|from the October 11, 2009 Newsletter, an On-the-Road
Having left Oregon on Monday afternoon, finally I crossed the Mississippi River into Mississippi on Thursday afternoon. At the Vicksburg Greyhound station I had a 3-½ hour wait for the daily southbound bus. The wait was OK, though. It was in the lower 90s, the air was silky-humid, and after a rainless summer dry- season in Oregon, Vicksburg's green lushness was wonderful.
The station was a small one and several bugs of a certain kind were clustering around its trash barrel and door. You can see one above.
I'd been thinking of Mexico and this bug was vaguely similar to the Chagas-Disease-spreading Chinche Hocicona bug I've run into in the Yucatan, so I wondered if this might be an interesting find.
When later I had internet connection, Bea, my bug expert in Ontario, quickly dispelled that notion. It was a "Largus Bug," a member of the genus LARGUS, probably Largus succinctus, in the "True Bug" insect order, the Hemiptera, so this was one time it was perfectly accurate to refer to an insect as "a bug."
Largus Bugs are general feeders, never inserting their strawlike proboscises into human skin, but rather sucking juices from a variety of plants such as oak, wax myrtle and other woodland foliage or even "weeds." In general they cause little injury to the plants upon which they feed.

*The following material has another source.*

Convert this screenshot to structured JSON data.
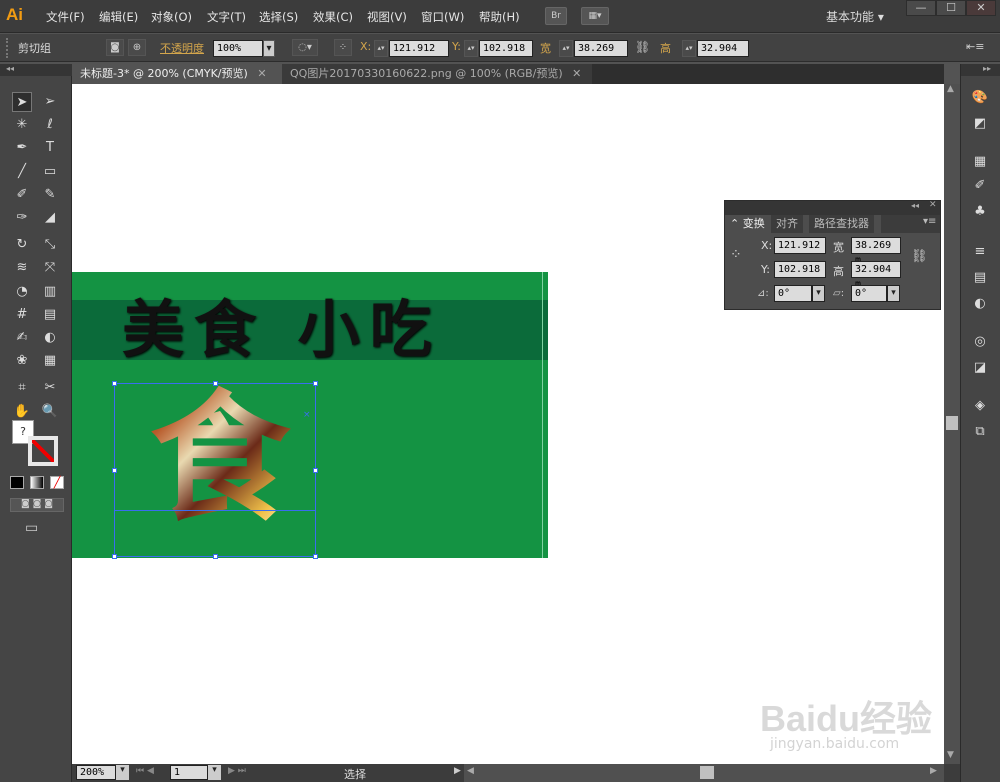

So, why were they so abundant that day around the Vicksburg Greyhound Station? I read that "... in the fall nymphs and adults leave their host plants and seek cracks and crevices in which to spend the winter. They can be common around the home during the fall, crawling randomly around the ground."
So, last Thursday up at Vicksburg, despite the hot, summery afternoon, the Largus Bugs were sensing fall in the air, were looking for nooks and crannies in which to overwinter, and the Vicksburg Greyhound Station apparently showed some possibilities for a lot of them!